BRIEF => Return all entries below exactly. Skip nothing.

(MATERIAL FOR THE TASK)

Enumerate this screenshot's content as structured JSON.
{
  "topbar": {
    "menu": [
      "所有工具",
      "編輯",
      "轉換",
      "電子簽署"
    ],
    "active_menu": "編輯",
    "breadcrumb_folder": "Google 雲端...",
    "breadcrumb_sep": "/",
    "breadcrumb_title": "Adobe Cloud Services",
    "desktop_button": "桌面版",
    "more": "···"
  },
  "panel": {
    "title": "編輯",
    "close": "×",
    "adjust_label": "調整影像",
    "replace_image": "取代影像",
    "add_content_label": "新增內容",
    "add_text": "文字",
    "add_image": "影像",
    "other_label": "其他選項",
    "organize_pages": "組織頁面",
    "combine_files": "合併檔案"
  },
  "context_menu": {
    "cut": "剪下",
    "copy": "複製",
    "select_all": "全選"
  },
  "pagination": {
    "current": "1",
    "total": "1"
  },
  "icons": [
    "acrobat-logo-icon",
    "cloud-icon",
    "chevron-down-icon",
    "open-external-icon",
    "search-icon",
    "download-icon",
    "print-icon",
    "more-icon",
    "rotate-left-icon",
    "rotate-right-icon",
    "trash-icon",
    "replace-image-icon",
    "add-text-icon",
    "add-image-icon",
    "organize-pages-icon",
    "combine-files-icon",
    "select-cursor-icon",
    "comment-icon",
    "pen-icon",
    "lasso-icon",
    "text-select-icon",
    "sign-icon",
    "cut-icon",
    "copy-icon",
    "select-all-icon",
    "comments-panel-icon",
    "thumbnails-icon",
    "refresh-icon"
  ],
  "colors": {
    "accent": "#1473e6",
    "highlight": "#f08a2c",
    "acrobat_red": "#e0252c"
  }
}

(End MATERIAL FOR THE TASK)

WRITTEN SOLUTION =>
Enumerate this screenshot's content as structured JSON.
{
  "topbar": {
    "menu": [
      "所有工具",
      "編輯",
      "轉換",
      "電子簽署"
    ],
    "active_menu": "編輯",
    "breadcrumb_folder": "Google 雲端...",
    "breadcrumb_sep": "/",
    "breadcrumb_title": "Adobe Cloud Services",
    "desktop_button": "桌面版",
    "more": "···"
  },
  "panel": {
    "title": "編輯",
    "close": "×",
    "adjust_label": "調整影像",
    "replace_image": "取代影像",
    "add_content_label": "新增內容",
    "add_text": "文字",
    "add_image": "影像",
    "other_label": "其他選項",
    "organize_pages": "組織頁面",
    "combine_files": "合併檔案"
  },
  "context_menu": {
    "cut": "剪下",
    "copy": "複製",
    "select_all": "全選"
  },
  "pagination": {
    "current": "1",
    "total": "1"
  },
  "icons": [
    "acrobat-logo-icon",
    "cloud-icon",
    "chevron-down-icon",
    "open-external-icon",
    "search-icon",
    "download-icon",
    "print-icon",
    "more-icon",
    "rotate-left-icon",
    "rotate-right-icon",
    "trash-icon",
    "replace-image-icon",
    "add-text-icon",
    "add-image-icon",
    "organize-pages-icon",
    "combine-files-icon",
    "select-cursor-icon",
    "comment-icon",
    "pen-icon",
    "lasso-icon",
    "text-select-icon",
    "sign-icon",
    "cut-icon",
    "copy-icon",
    "select-all-icon",
    "comments-panel-icon",
    "thumbnails-icon",
    "refresh-icon"
  ],
  "colors": {
    "accent": "#1473e6",
    "highlight": "#f08a2c",
    "acrobat_red": "#e0252c"
  }
}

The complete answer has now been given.